The linking of urban and rural areas could promote economic development. Prof Rob Huggins asks, Could city regions be the answer for Wales?
The geographic scale at which policy should be designed and implemented, and public services configured, is a perennial issue that generates much heat and contention. Devolution is itself the result of such debates. The latest instalment concerns the notion of city regions, and potential for the establishment of city regions for parts of Wales. A city region would allow the urban area of Wales the resources it requires to grow, and the surrounding areas, in particular the South Wales Valleys areas, access to the infrastructure required to attract investment and much needed jobs.
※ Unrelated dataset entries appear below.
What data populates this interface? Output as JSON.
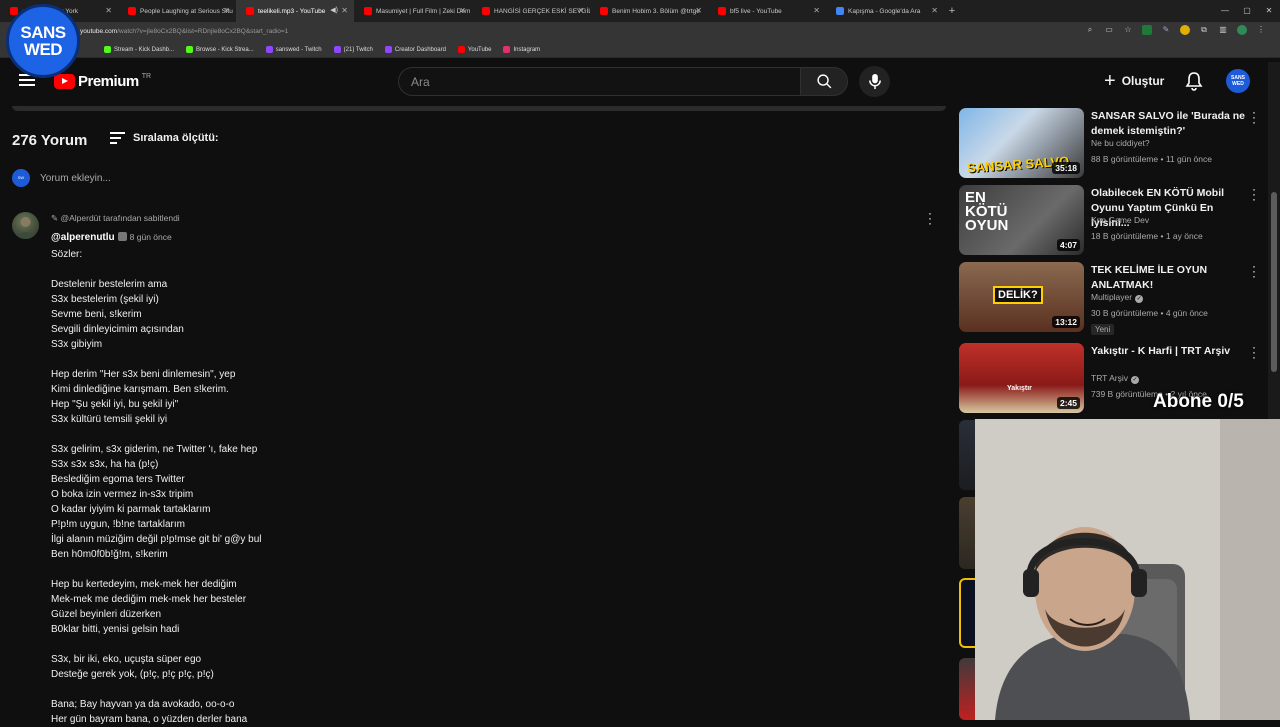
{
  "browser": {
    "tabs": [
      {
        "title": "chman In New York",
        "color": "#ff0000"
      },
      {
        "title": "People Laughing at Serious Situ",
        "color": "#ff0000"
      },
      {
        "title": "teelikeli.mp3 - YouTube",
        "color": "#ff0000",
        "active": true
      },
      {
        "title": "Masumiyet | Full Film | Zeki Dem",
        "color": "#ff0000"
      },
      {
        "title": "HANGİSİ GERÇEK ESKİ SEVGİLİ",
        "color": "#ff0000"
      },
      {
        "title": "Benim Hobim 3. Bölüm @trtge",
        "color": "#ff0000"
      },
      {
        "title": "bf5 live - YouTube",
        "color": "#ff0000"
      },
      {
        "title": "Kapışma - Google'da Ara",
        "color": "#4285f4"
      }
    ],
    "url_host": "youtube.com",
    "url_path": "/watch?v=jIe8oCx2BQ&list=RDnjIe8oCx2BQ&start_radio=1",
    "bookmarks": [
      {
        "label": "Stream - Kick Dashb...",
        "color": "#53fc18"
      },
      {
        "label": "Browse - Kick Strea...",
        "color": "#53fc18"
      },
      {
        "label": "sanswed - Twitch",
        "color": "#9146ff"
      },
      {
        "label": "(21) Twitch",
        "color": "#9146ff"
      },
      {
        "label": "Creator Dashboard",
        "color": "#9146ff"
      },
      {
        "label": "YouTube",
        "color": "#ff0000"
      },
      {
        "label": "Instagram",
        "color": "#e1306c"
      }
    ]
  },
  "stream_logo": {
    "line1": "SANS",
    "line2": "WED"
  },
  "header": {
    "brand": "Premium",
    "region": "TR",
    "search_placeholder": "Ara",
    "create_label": "Oluştur",
    "avatar_text": "SANS WED"
  },
  "comments": {
    "count": "276 Yorum",
    "sort_label": "Sıralama ölçütü:",
    "add_placeholder": "Yorum ekleyin...",
    "pinned": {
      "pinned_by": "@Alperdüt tarafından sabitlendi",
      "author": "@alperenutlu",
      "age": "8 gün önce",
      "lines": [
        "Sözler:",
        "",
        "Destelenir bestelerim ama",
        "S3x bestelerim (şekil iyi)",
        "Sevme beni, s!kerim",
        "Sevgili dinleyicimim açısından",
        "S3x gibiyim",
        "",
        "Hep derim \"Her s3x beni dinlemesin\", yep",
        "Kimi dinlediğine karışmam. Ben s!kerim.",
        "Hep \"Şu şekil iyi, bu şekil iyi\"",
        "S3x kültürü temsili şekil iyi",
        "",
        "S3x gelirim, s3x giderim, ne Twitter 'ı, fake hep",
        "S3x s3x s3x, ha ha (p!ç)",
        "Beslediğim egoma ters Twitter",
        "O boka izin vermez in-s3x tripim",
        "O kadar iyiyim ki parmak tartaklarım",
        "P!p!m uygun, !b!ne tartaklarım",
        "İlgi alanın müziğim değil p!p!mse git bi' g@y bul",
        "Ben h0m0f0b!ğ!m, s!kerim",
        "",
        "Hep bu kertedeyim, mek-mek her dediğim",
        "Mek-mek me dediğim mek-mek her besteler",
        "Güzel beyinleri düzerken",
        "B0klar bitti, yenisi gelsin hadi",
        "",
        "S3x, bir iki, eko, uçuşta süper ego",
        "Desteğe gerek yok, (p!ç, p!ç p!ç, p!ç)",
        "",
        "Bana; Bay hayvan ya da avokado, oo-o-o",
        "Her gün bayram bana, o yüzden derler bana"
      ]
    }
  },
  "recommendations": [
    {
      "title": "SANSAR SALVO ile 'Burada ne demek istemiştin?'",
      "channel": "Ne bu ciddiyet?",
      "views": "88 B görüntüleme",
      "age": "11 gün önce",
      "duration": "35:18",
      "thumb_text": "SANSAR SALVO",
      "verified": false,
      "is_new": false
    },
    {
      "title": "Olabilecek EN KÖTÜ Mobil Oyunu Yaptım Çünkü En İyisini...",
      "channel": "Knn Game Dev",
      "views": "18 B görüntüleme",
      "age": "1 ay önce",
      "duration": "4:07",
      "thumb_text": "EN KÖTÜ OYUN",
      "verified": false,
      "is_new": false
    },
    {
      "title": "TEK KELİME İLE OYUN ANLATMAK!",
      "channel": "Multiplayer",
      "views": "30 B görüntüleme",
      "age": "4 gün önce",
      "duration": "13:12",
      "thumb_text": "DELİK?",
      "verified": true,
      "is_new": true,
      "new_label": "Yeni"
    },
    {
      "title": "Yakıştır - K Harfi | TRT Arşiv",
      "channel": "TRT Arşiv",
      "views": "739 B görüntüleme",
      "age": "2 yıl önce",
      "duration": "2:45",
      "thumb_text": "Yakıştır",
      "verified": true,
      "is_new": false
    }
  ],
  "overlay": {
    "abone": "Abone 0/5"
  },
  "colors": {
    "accent": "#ff0000",
    "background": "#0f0f0f",
    "avatar": "#1e5bd8"
  }
}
In basic terms, the city region policy agenda concerns the means by which economic competitiveness, investment, and innovation can be improved by enhancing connectivity across local administrative ‘borders’. City regions aim to promote the collective provision of services across a wider geographic scale than those associated with provision provided by any particular local authority. It is suggested by some that city regions can offer benefits in terms of the process of economic development, particularly the greater attention given to promoting more integrated and finely-tuned policies and service provision (which, incidentally, is similar to the rationale underlying devolved regional government). Others, we should note, are more sceptical, suggesting that city regions actually have the potential to reinforce uneven development.
Historically, the city region concept has been somewhat neglected in the UK policy-making agenda, largely due to the concern directed at urban, typically inner-city, problems – both social and economic. However, the idea of city regions can be traced back to the 1940s, with city region models at the time considered to provide a potential link between urban and rural areas, whereby the rural area acts as the zone of agricultural production for the core area.
Although new and improved transports links means that today’s rationale for city region development is more complex, it is still based on the notion of connecting relatively prosperous urban areas with their usually, although not always, economically weaker hinterlands.
So, would a city region improve the economic prospects of Wales? Clearly, action is needed. The UK Competitiveness Index indicates that all is not economically well in the proposed city region. Blaenau Gwent and Caerphilly are the least competitive local authority areas in Britain, with Torfaen and Rhondda Cynon Taf also among the bottom ten British localities (based on a total of 379 localities). Furthermore, the cities of Cardiff and Newport have seen their competitiveness drop since 2010: Cardiff was ranked 17th on the city index in 2010, but has fallen to 24th in 2013; while Newport fell from 30th to 35th.
If we are to look for signals of the potential for a city region to promote revival it is worthwhile taking a peep over the border to England. Following the introduction of the Coalition government in 2010, a series of 39 so-called Local Enterprise Partnerships (LEPs) have been introduced to foster economic development and improved competitiveness. LEPs are basically the successor organisations to the English regional development agencies which were formed by the previous Labour government and quickly disbanded by the Coalition.
LEPs are joint local authority-business bodies with a remit to promote local economic development, covering the majority of England. Many LEPs areas, especially in the north of England, reflect the development of the concept of city regions, and aim to reflect clusters of economic activity, rather than the apparently ‘artificial’ boundaries previously drawn, for example, around the regional development agencies. In general, LEPs aim to establish collaboration between the public and private sector, as well as between different authorities. Such an approach is considered to be a means of ensuring that economic decisions are more business-led, particularly with regard to formulating planning reforms and planning policy that supports economic growth.
LEPs are not without their problems, in particular a lack of funding compared to the previous regional development agencies, but there are some signs that they may be making a difference. It is still very early days, and far too early to definitively suggest cause and effect, but some LEP areas that share the industrial heritage of Wales appear to have improved, or at least stabilised, their competitiveness position since 2010. LEP areas covering the Leeds, Manchester and Tees Valleys ‘city regions’ have improved their position in the LEP area competitiveness rankings since 2010, with the Liverpool city region achieving a slight improvement in its competitiveness. Although these changes are far from startling they are in contrast to downward trajectory of many of the authority areas in South East Wales.
In England, it is to be hoped that LEPs are given the opportunity to develop and establish, where relevant, functioning city regions. As we know, changes in government habitually result in a tearing up of incumbent institutions, resulting in a situation whereby local policymakers are largely left to start from scratch. From the perspective of Wales, these are the lessons which we hope the devolved Welsh Government will learn from.
In many ways, Wales, especially its Valleys, is a unique economic landscape, with urban-like settlements formed in areas that are often largely rural. The historic roots of the city region concept, and its linking of urban and rural areas, does indeed suggest that such an approach may have the capacity to promote economic development providing that government commitment at all levels is secured and sustained over the long-term.